## What you have to do
How many lines in the records below contain "USDT"? Reply with the number only.

[Stored data]
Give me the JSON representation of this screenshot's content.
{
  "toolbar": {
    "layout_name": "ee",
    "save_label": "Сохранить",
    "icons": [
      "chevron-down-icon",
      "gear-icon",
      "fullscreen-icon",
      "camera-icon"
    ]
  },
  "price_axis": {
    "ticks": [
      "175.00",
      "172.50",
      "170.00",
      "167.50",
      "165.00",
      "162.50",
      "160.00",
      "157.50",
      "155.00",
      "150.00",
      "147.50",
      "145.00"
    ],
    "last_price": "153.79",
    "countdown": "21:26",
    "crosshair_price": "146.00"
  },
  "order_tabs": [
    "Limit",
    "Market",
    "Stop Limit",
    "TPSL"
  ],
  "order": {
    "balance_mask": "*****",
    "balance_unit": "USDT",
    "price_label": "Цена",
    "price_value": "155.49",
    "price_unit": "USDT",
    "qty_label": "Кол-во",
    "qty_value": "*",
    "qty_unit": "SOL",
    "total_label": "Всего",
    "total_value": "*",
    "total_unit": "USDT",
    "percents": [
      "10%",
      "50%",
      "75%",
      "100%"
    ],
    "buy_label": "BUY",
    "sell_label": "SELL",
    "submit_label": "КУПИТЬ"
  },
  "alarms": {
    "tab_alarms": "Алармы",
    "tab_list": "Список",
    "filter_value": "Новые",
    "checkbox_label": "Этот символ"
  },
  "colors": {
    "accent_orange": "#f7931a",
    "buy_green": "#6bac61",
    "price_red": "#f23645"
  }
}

## Solution to this task
3